Internet domain provider GoDaddy (NYSE: GDDY) recently announced its second quarter results. The company has been using the current crisis conditions to restructure its operations and financial position. The market is pleased with the actions it is taking.
GoDaddy’s Q2 revenues grew 9.4% to $806.4 million, ahead of the market’s forecast of $798 million. Total bookings improved 10.7% over the year to $936.3 million. Non GAAP loss was $4.06 per share, which was significantly worse than the market’s estimates of an EPS of $0.17. The increased loss was on account of GoDaddy settling its Termination and Release Agreement (TRA) obligation with KKR for a one-time payment of $850 million, compared with an estimated $1.8 billion payout over the next 10+ years.
By segment, revenues from the Domain segment grew 10.5% to $369.6. Hosting and Presence revenues improved 4.4% to $292.2 million due to higher subscriptions to Websites and Marketing.
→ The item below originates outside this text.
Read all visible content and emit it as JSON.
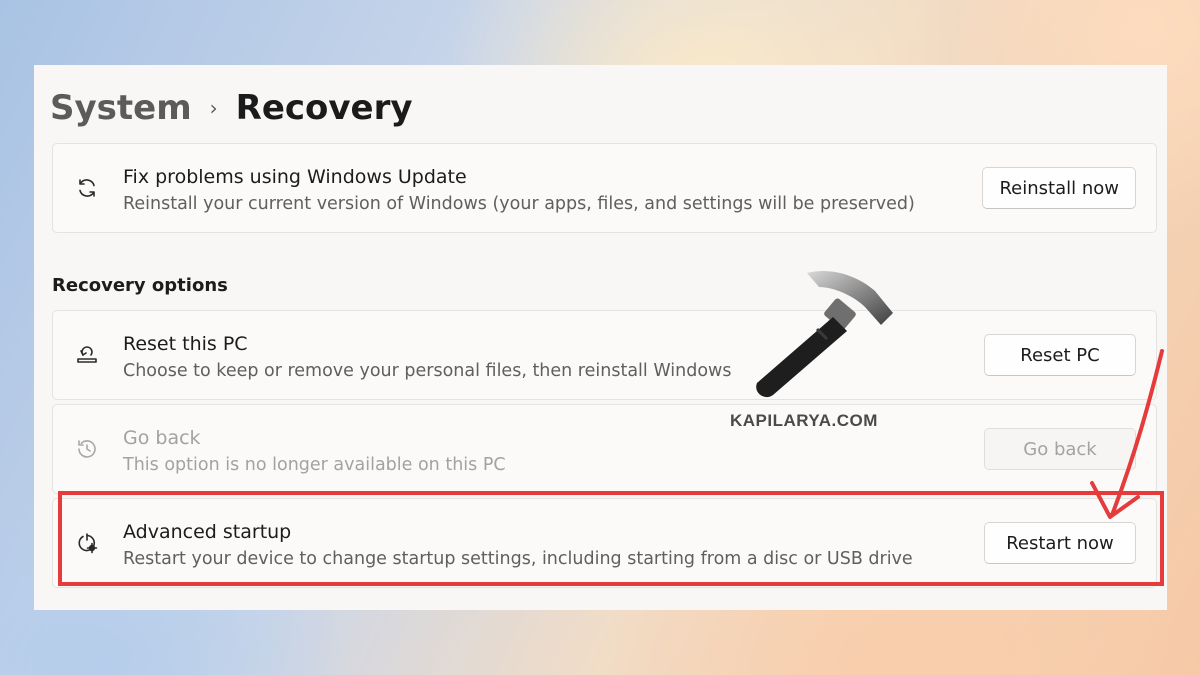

Business Applications revenues grew 17.6% to $144.6 million due to an increase in workspace renewals.
For the current quarter, GoDaddy forecast revenues of $835 million, compared with the market’s estimates of $793.74 million. It expects double-digit growth in its Domains segment, mid-single-digit growth in its Hosting and Presence segment, and high-teens growth in Business Applications.
GoDaddy’s Focus Areas
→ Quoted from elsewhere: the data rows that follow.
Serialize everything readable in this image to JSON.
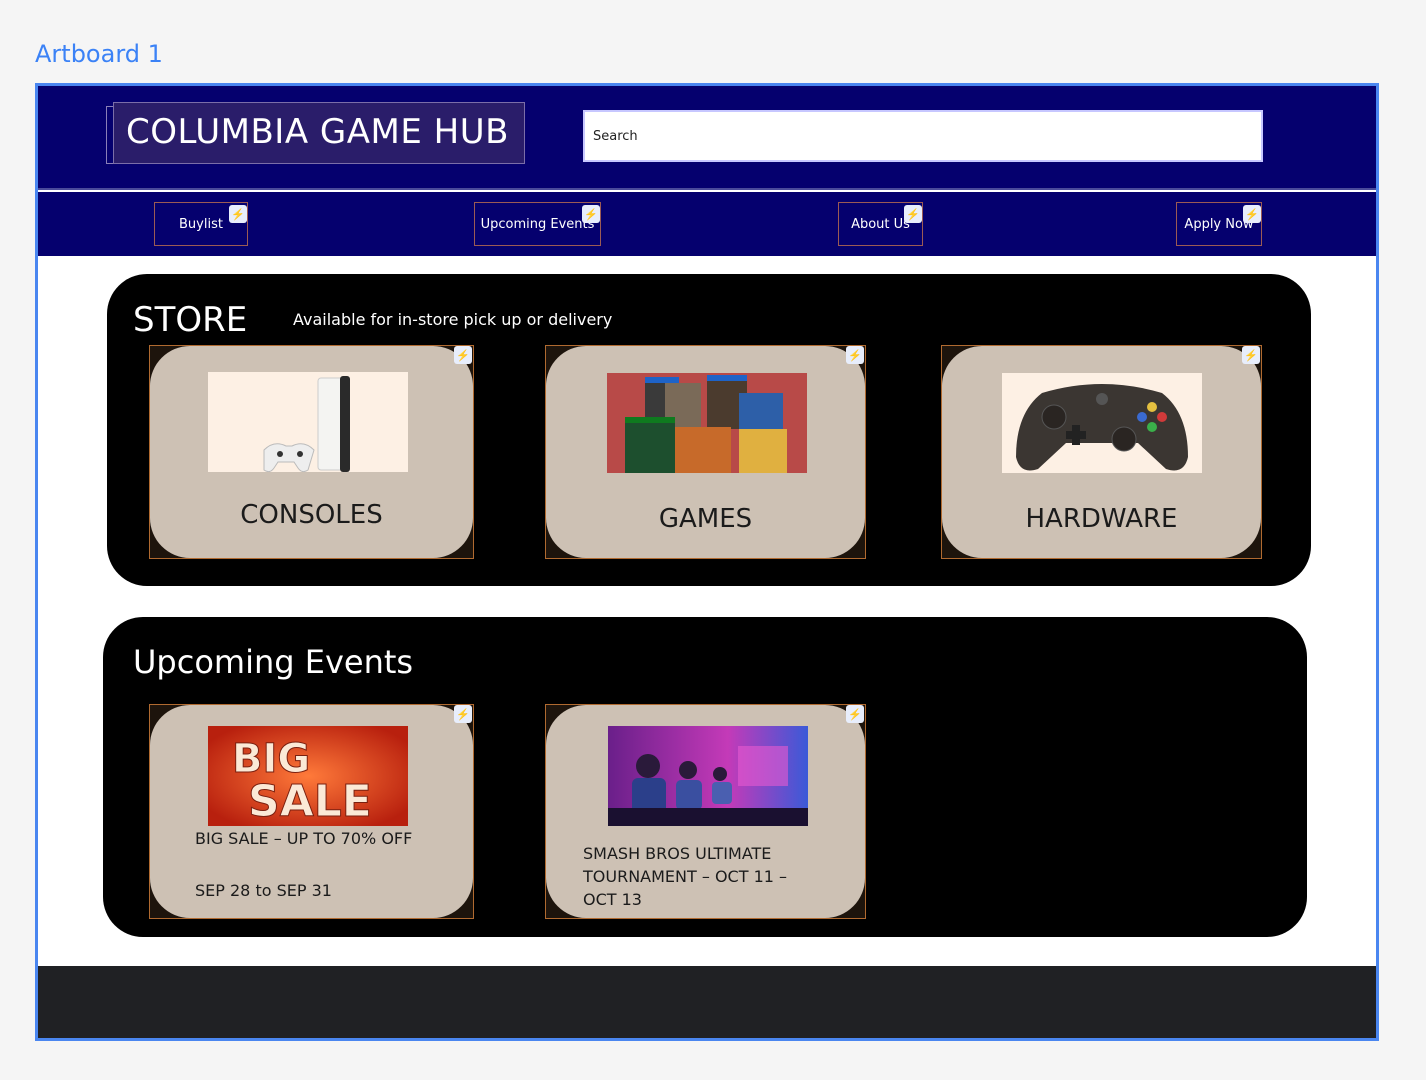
{
  "artboard": {
    "label": "Artboard 1"
  },
  "header": {
    "brand": "COLUMBIA GAME HUB",
    "search_value": "Search"
  },
  "nav": {
    "items": [
      {
        "label": "Buylist"
      },
      {
        "label": "Upcoming Events"
      },
      {
        "label": "About Us"
      },
      {
        "label": "Apply Now"
      }
    ]
  },
  "store": {
    "title": "STORE",
    "subtitle": "Available for in-store pick up or delivery",
    "cards": [
      {
        "label": "CONSOLES"
      },
      {
        "label": "GAMES"
      },
      {
        "label": "HARDWARE"
      }
    ]
  },
  "events": {
    "title": "Upcoming Events",
    "cards": [
      {
        "banner": "BIG SALE",
        "title": "BIG  SALE – UP TO 70% OFF",
        "dates": "SEP 28 to SEP 31"
      },
      {
        "title": "SMASH BROS ULTIMATE TOURNAMENT – OCT 11 – OCT 13"
      }
    ]
  },
  "colors": {
    "accent": "#4a86f0",
    "header_bg": "#05006e",
    "card_bg": "#cdc1b4",
    "footer_bg": "#202124"
  },
  "icons": [
    "bolt-icon",
    "playstation-console-image",
    "games-collage-image",
    "xbox-controller-image",
    "big-sale-banner-image",
    "tournament-photo-image"
  ]
}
GoDaddy is making significant improvements in its business that are seeing improvements across various metrics. First, it crossed the milestone of 20 million paying customers. During the quarter, it added over 400,000 customers, making this one of the strongest quarter of net customer growth in more than twenty years. The growth was driven by stable retention rates and record gross customer adds in the quarter. GoDaddy believes that both of these trends were not only due to the higher market demand for online presence but also due to GoDaddy’s investments in marketing.
Second, it continued to add several new features and functionality to its products. Some of the new features added include newer marketing tools, video streaming, security options, and bulk purchase experiences. It is leveraging the acquisition of Uniregistry that it made earlier this year to build a GoDaddy Corporate Domains team that is able to deliver new functionalities for bulk purchasers. It is already seeing strength in primary domain sales, domain add-on, and aftermarket transactions through these efforts. GoDaddy is also allowing its customers to use and experiment its products by adding a freemium experience. In the first quarter of the year, it had released the freemium capabilities for its Websites + Marketing offering. Last quarter, it added Sellbrite e-commerce to the freemium portfolio.
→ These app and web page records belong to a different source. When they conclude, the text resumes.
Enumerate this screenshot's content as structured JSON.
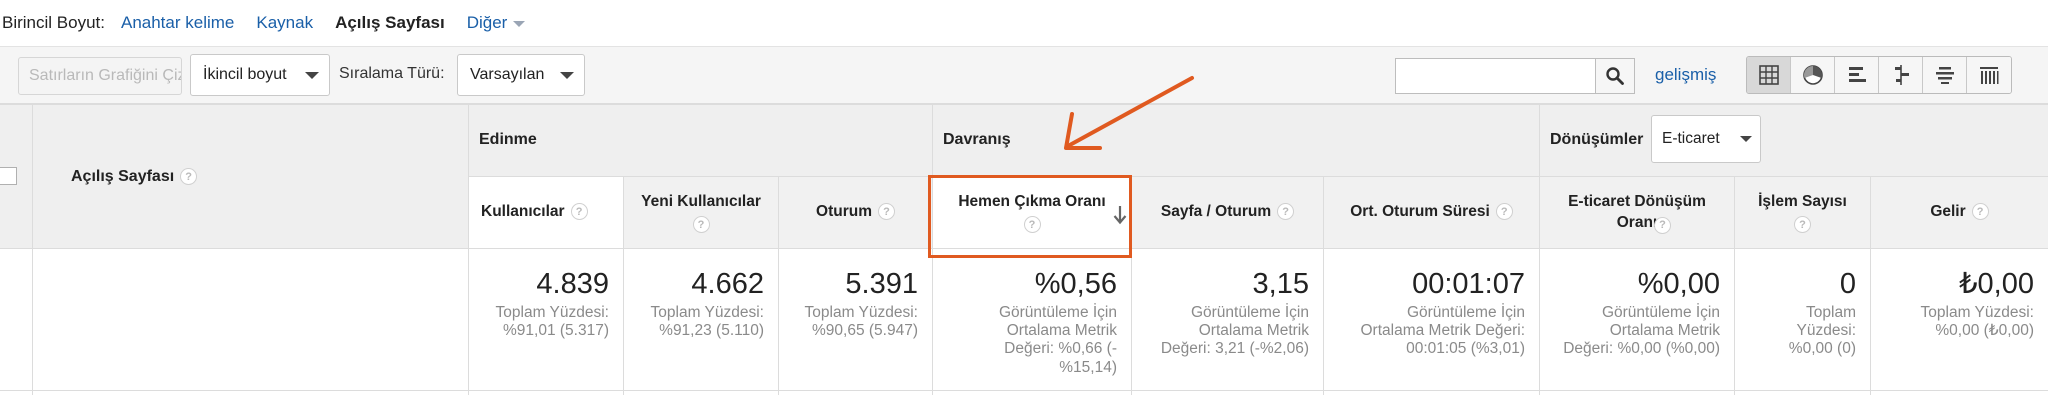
{
  "dimension_bar": {
    "label": "Birincil Boyut:",
    "options": [
      "Anahtar kelime",
      "Kaynak",
      "Açılış Sayfası",
      "Diğer"
    ],
    "active": "Açılış Sayfası"
  },
  "toolbar": {
    "graph_button": "Satırların Grafiğini Çiz",
    "secondary_dimension": "İkincil boyut",
    "sort_label": "Sıralama Türü:",
    "sort_value": "Varsayılan",
    "search_value": "",
    "advanced_link": "gelişmiş",
    "view_icons": [
      "table-view-icon",
      "pie-view-icon",
      "performance-view-icon",
      "comparison-view-icon",
      "term-cloud-view-icon",
      "pivot-view-icon"
    ]
  },
  "table": {
    "dimension_header": "Açılış Sayfası",
    "groups": {
      "acquisition": "Edinme",
      "behavior": "Davranış",
      "conversions": "Dönüşümler",
      "conversions_select": "E-ticaret"
    },
    "columns": [
      {
        "label": "Kullanıcılar",
        "total": "4.839",
        "sub": [
          "Toplam Yüzdesi:",
          "%91,01 (5.317)"
        ]
      },
      {
        "label": "Yeni Kullanıcılar",
        "total": "4.662",
        "sub": [
          "Toplam Yüzdesi:",
          "%91,23 (5.110)"
        ]
      },
      {
        "label": "Oturum",
        "total": "5.391",
        "sub": [
          "Toplam Yüzdesi:",
          "%90,65 (5.947)"
        ]
      },
      {
        "label": "Hemen Çıkma Oranı",
        "total": "%0,56",
        "sub": [
          "Görüntüleme İçin",
          "Ortalama Metrik",
          "Değeri: %0,66 (-",
          "%15,14)"
        ]
      },
      {
        "label": "Sayfa / Oturum",
        "total": "3,15",
        "sub": [
          "Görüntüleme İçin",
          "Ortalama Metrik",
          "Değeri: 3,21 (-%2,06)"
        ]
      },
      {
        "label": "Ort. Oturum Süresi",
        "total": "00:01:07",
        "sub": [
          "Görüntüleme İçin",
          "Ortalama Metrik Değeri:",
          "00:01:05 (%3,01)"
        ]
      },
      {
        "label": "E-ticaret Dönüşüm Oranı",
        "total": "%0,00",
        "sub": [
          "Görüntüleme İçin",
          "Ortalama Metrik",
          "Değeri: %0,00 (%0,00)"
        ]
      },
      {
        "label": "İşlem Sayısı",
        "total": "0",
        "sub": [
          "Toplam",
          "Yüzdesi:",
          "%0,00 (0)"
        ]
      },
      {
        "label": "Gelir",
        "total": "₺0,00",
        "sub": [
          "Toplam Yüzdesi:",
          "%0,00 (₺0,00)"
        ]
      }
    ],
    "help_glyph": "?"
  },
  "colors": {
    "link": "#1a5fa8",
    "annotation": "#e05a20"
  }
}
Third, it took several actions focused on long-term growth and cash flow generation. In June this year, it restructured its US outbound sales team in response to the COVID-19 crisis. The sales team was not able to deliver on its sales targets due to the crisis, and it made financial sense to reduce the team. Overall, GoDaddy has restructured 814 employees at a charge of $15 million for the year.
GoDaddy’s stock is trading at $79.04 with a market capitalization of $13.3 billion. It touched a 52-week high of $85.46 in June this year. GoDaddy had fallen to a 52-week low of $40.25 in March this year when most stocks fell.
This segment is a part in the series : Cloud Stocks